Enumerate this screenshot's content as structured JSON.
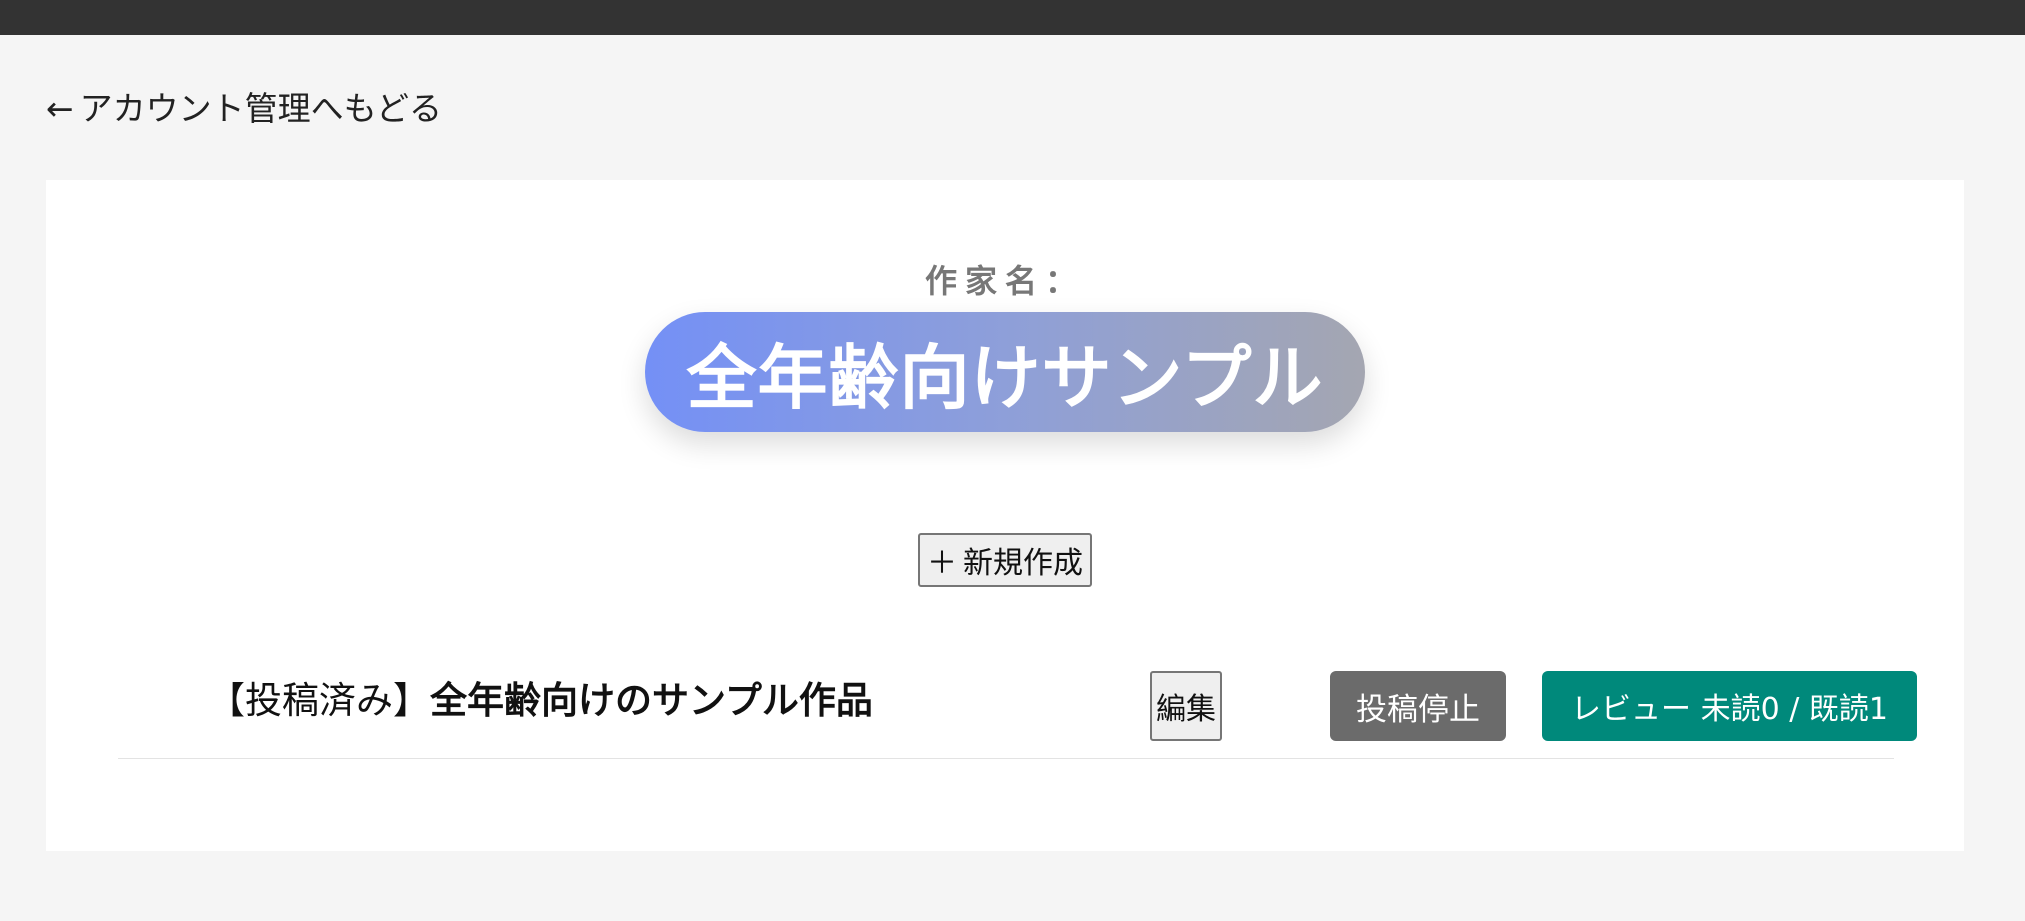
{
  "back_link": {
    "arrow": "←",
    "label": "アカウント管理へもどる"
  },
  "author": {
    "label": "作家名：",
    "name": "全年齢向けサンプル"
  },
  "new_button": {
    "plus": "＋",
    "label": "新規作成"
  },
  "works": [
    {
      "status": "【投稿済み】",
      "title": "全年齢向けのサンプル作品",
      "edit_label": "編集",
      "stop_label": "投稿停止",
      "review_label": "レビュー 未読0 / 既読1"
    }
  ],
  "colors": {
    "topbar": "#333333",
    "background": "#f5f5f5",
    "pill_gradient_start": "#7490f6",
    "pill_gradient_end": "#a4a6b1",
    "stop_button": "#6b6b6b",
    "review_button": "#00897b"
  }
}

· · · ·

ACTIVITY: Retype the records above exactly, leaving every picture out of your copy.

EXERCISE RESPONSE:
Enumerate this screenshot's content as structured JSON.
{
  "back_link": {
    "arrow": "←",
    "label": "アカウント管理へもどる"
  },
  "author": {
    "label": "作家名：",
    "name": "全年齢向けサンプル"
  },
  "new_button": {
    "plus": "＋",
    "label": "新規作成"
  },
  "works": [
    {
      "status": "【投稿済み】",
      "title": "全年齢向けのサンプル作品",
      "edit_label": "編集",
      "stop_label": "投稿停止",
      "review_label": "レビュー 未読0 / 既読1"
    }
  ],
  "colors": {
    "topbar": "#333333",
    "background": "#f5f5f5",
    "pill_gradient_start": "#7490f6",
    "pill_gradient_end": "#a4a6b1",
    "stop_button": "#6b6b6b",
    "review_button": "#00897b"
  }
}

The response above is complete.